EXERCISE BRIEF: Although the entries hold pictures, only their words are printed back, exactly as given.

DATASET:
____
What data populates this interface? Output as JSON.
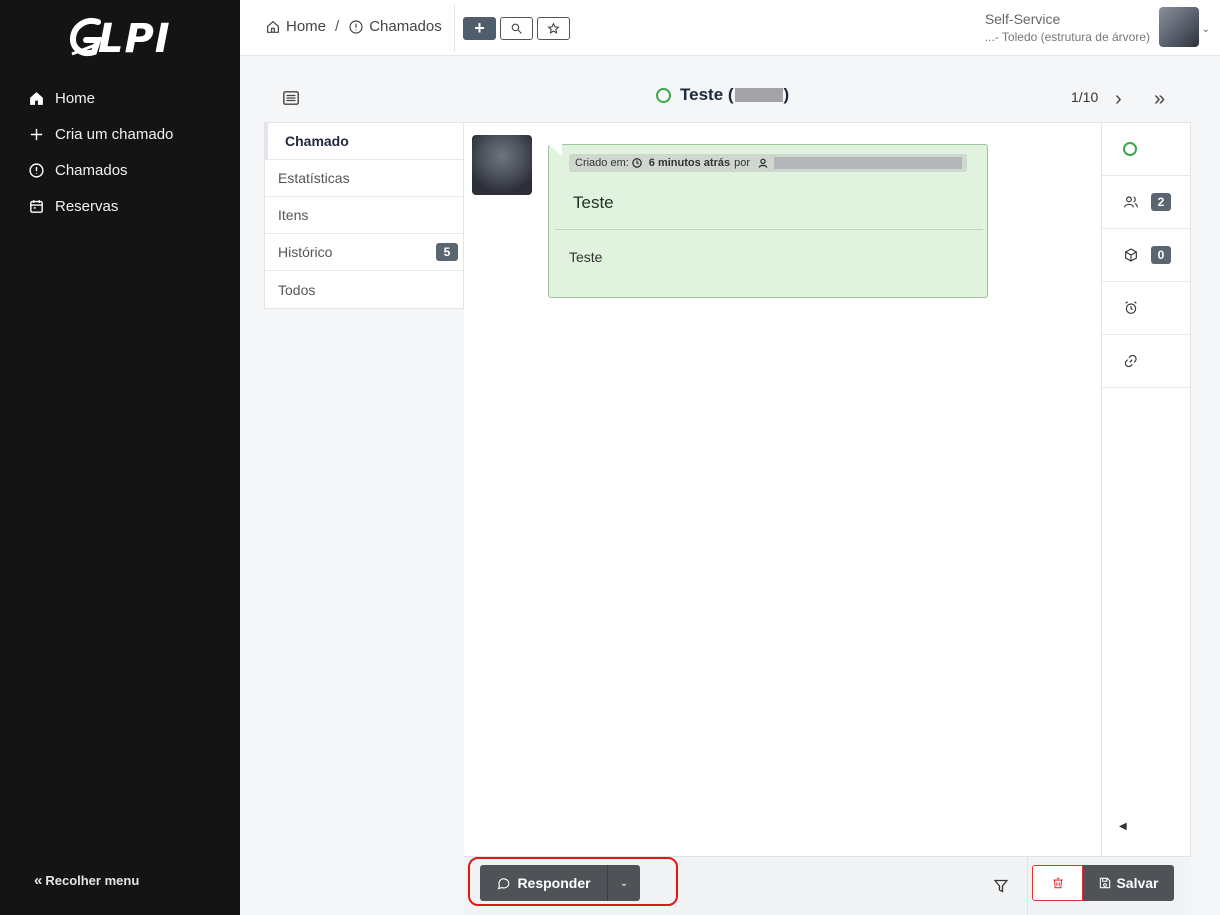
{
  "brand": {
    "logo_text": "LPI"
  },
  "sidebar": {
    "items": [
      {
        "label": "Home",
        "icon": "home-icon"
      },
      {
        "label": "Cria um chamado",
        "icon": "plus-icon"
      },
      {
        "label": "Chamados",
        "icon": "alert-circle-icon"
      },
      {
        "label": "Reservas",
        "icon": "calendar-icon"
      }
    ],
    "collapse_label": "Recolher menu"
  },
  "topbar": {
    "breadcrumb": {
      "home": "Home",
      "separator": "/",
      "section": "Chamados"
    },
    "add_label": "+",
    "profile": {
      "name": "Self-Service",
      "entity": "...- Toledo (estrutura de árvore)"
    }
  },
  "ticket": {
    "title_prefix": "Teste (",
    "title_suffix": ")",
    "pager": "1/10",
    "status_color": "#3aa84a"
  },
  "tabs": [
    {
      "label": "Chamado",
      "active": true
    },
    {
      "label": "Estatísticas"
    },
    {
      "label": "Itens"
    },
    {
      "label": "Histórico",
      "badge": "5"
    },
    {
      "label": "Todos"
    }
  ],
  "timeline": {
    "meta_created": "Criado em:",
    "meta_time": "6 minutos atrás",
    "meta_by": "por",
    "post_title": "Teste",
    "post_body": "Teste"
  },
  "right_panel": {
    "actors_count": "2",
    "items_count": "0"
  },
  "footer": {
    "reply_label": "Responder",
    "save_label": "Salvar"
  }
}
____
TASK OUTPUT:
What data populates this interface? Output as JSON.
{
  "brand": {
    "logo_text": "LPI"
  },
  "sidebar": {
    "items": [
      {
        "label": "Home",
        "icon": "home-icon"
      },
      {
        "label": "Cria um chamado",
        "icon": "plus-icon"
      },
      {
        "label": "Chamados",
        "icon": "alert-circle-icon"
      },
      {
        "label": "Reservas",
        "icon": "calendar-icon"
      }
    ],
    "collapse_label": "Recolher menu"
  },
  "topbar": {
    "breadcrumb": {
      "home": "Home",
      "separator": "/",
      "section": "Chamados"
    },
    "add_label": "+",
    "profile": {
      "name": "Self-Service",
      "entity": "...- Toledo (estrutura de árvore)"
    }
  },
  "ticket": {
    "title_prefix": "Teste (",
    "title_suffix": ")",
    "pager": "1/10",
    "status_color": "#3aa84a"
  },
  "tabs": [
    {
      "label": "Chamado",
      "active": true
    },
    {
      "label": "Estatísticas"
    },
    {
      "label": "Itens"
    },
    {
      "label": "Histórico",
      "badge": "5"
    },
    {
      "label": "Todos"
    }
  ],
  "timeline": {
    "meta_created": "Criado em:",
    "meta_time": "6 minutos atrás",
    "meta_by": "por",
    "post_title": "Teste",
    "post_body": "Teste"
  },
  "right_panel": {
    "actors_count": "2",
    "items_count": "0"
  },
  "footer": {
    "reply_label": "Responder",
    "save_label": "Salvar"
  }
}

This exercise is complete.